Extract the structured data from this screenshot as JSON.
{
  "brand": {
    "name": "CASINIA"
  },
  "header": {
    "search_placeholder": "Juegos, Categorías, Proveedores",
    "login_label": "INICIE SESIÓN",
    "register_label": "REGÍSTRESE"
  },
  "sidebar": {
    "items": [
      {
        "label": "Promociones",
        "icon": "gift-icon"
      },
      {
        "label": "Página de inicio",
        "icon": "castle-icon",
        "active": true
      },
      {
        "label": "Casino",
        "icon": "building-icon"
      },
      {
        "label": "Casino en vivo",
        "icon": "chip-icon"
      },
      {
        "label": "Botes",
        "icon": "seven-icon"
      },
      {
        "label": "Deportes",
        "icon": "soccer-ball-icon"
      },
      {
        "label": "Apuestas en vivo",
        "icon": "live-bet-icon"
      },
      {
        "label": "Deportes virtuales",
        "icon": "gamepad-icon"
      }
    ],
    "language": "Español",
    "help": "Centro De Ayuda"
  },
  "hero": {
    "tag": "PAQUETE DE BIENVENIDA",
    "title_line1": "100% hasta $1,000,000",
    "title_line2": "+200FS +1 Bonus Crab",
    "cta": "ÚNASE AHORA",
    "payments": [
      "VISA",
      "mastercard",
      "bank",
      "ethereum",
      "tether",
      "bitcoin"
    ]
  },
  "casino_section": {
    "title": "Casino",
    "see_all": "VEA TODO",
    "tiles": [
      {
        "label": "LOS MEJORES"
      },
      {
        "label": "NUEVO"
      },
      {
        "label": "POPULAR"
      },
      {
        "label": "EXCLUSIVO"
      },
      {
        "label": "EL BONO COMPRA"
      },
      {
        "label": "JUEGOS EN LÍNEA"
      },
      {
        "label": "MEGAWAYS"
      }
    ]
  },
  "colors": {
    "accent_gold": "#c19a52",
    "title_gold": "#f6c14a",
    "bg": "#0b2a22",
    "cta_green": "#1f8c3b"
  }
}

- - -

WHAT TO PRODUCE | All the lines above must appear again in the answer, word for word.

THE COMPLETED TASK |
Extract the structured data from this screenshot as JSON.
{
  "brand": {
    "name": "CASINIA"
  },
  "header": {
    "search_placeholder": "Juegos, Categorías, Proveedores",
    "login_label": "INICIE SESIÓN",
    "register_label": "REGÍSTRESE"
  },
  "sidebar": {
    "items": [
      {
        "label": "Promociones",
        "icon": "gift-icon"
      },
      {
        "label": "Página de inicio",
        "icon": "castle-icon",
        "active": true
      },
      {
        "label": "Casino",
        "icon": "building-icon"
      },
      {
        "label": "Casino en vivo",
        "icon": "chip-icon"
      },
      {
        "label": "Botes",
        "icon": "seven-icon"
      },
      {
        "label": "Deportes",
        "icon": "soccer-ball-icon"
      },
      {
        "label": "Apuestas en vivo",
        "icon": "live-bet-icon"
      },
      {
        "label": "Deportes virtuales",
        "icon": "gamepad-icon"
      }
    ],
    "language": "Español",
    "help": "Centro De Ayuda"
  },
  "hero": {
    "tag": "PAQUETE DE BIENVENIDA",
    "title_line1": "100% hasta $1,000,000",
    "title_line2": "+200FS +1 Bonus Crab",
    "cta": "ÚNASE AHORA",
    "payments": [
      "VISA",
      "mastercard",
      "bank",
      "ethereum",
      "tether",
      "bitcoin"
    ]
  },
  "casino_section": {
    "title": "Casino",
    "see_all": "VEA TODO",
    "tiles": [
      {
        "label": "LOS MEJORES"
      },
      {
        "label": "NUEVO"
      },
      {
        "label": "POPULAR"
      },
      {
        "label": "EXCLUSIVO"
      },
      {
        "label": "EL BONO COMPRA"
      },
      {
        "label": "JUEGOS EN LÍNEA"
      },
      {
        "label": "MEGAWAYS"
      }
    ]
  },
  "colors": {
    "accent_gold": "#c19a52",
    "title_gold": "#f6c14a",
    "bg": "#0b2a22",
    "cta_green": "#1f8c3b"
  }
}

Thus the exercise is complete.